### [Problem]
Your answer should consist of the lines below that hold the word "icon".

──────

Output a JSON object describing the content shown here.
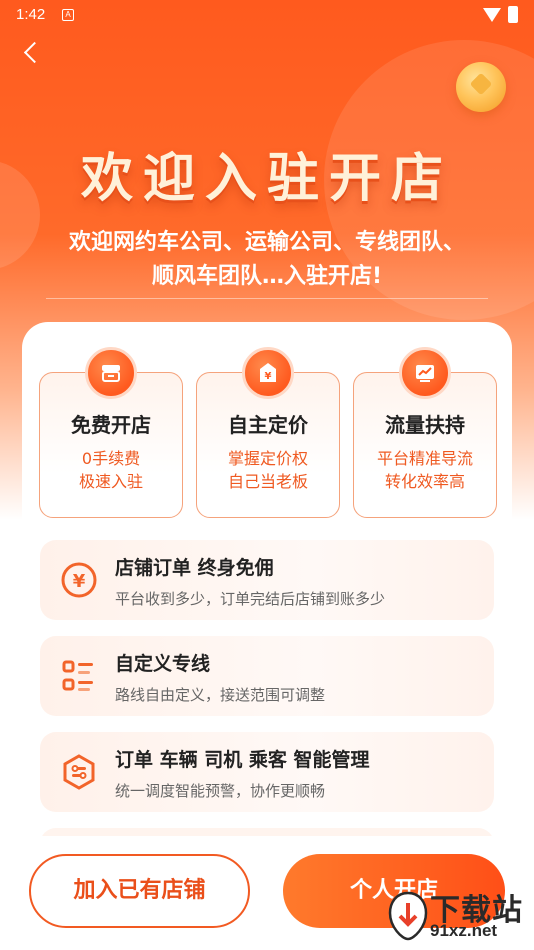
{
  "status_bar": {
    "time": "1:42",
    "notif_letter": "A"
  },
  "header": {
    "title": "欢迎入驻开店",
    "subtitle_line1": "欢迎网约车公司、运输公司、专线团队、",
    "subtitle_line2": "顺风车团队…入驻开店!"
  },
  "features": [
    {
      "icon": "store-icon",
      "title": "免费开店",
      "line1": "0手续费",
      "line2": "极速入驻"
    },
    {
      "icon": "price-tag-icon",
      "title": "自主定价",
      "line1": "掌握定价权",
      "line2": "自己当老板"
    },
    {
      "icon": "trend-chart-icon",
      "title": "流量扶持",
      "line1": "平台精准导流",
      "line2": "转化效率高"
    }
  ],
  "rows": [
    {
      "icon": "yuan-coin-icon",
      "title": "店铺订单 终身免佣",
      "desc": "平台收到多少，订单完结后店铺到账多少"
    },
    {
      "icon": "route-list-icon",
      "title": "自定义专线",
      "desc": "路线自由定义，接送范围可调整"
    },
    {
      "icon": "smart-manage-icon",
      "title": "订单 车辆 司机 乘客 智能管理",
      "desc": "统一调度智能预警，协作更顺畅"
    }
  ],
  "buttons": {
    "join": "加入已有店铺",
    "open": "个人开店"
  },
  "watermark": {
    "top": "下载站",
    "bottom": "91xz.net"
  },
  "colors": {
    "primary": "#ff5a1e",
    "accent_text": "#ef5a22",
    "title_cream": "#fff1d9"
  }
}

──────

### [Task response]
      "icon": "store-icon",
      "icon": "price-tag-icon",
      "icon": "trend-chart-icon",
      "icon": "yuan-coin-icon",
      "icon": "route-list-icon",
      "icon": "smart-manage-icon",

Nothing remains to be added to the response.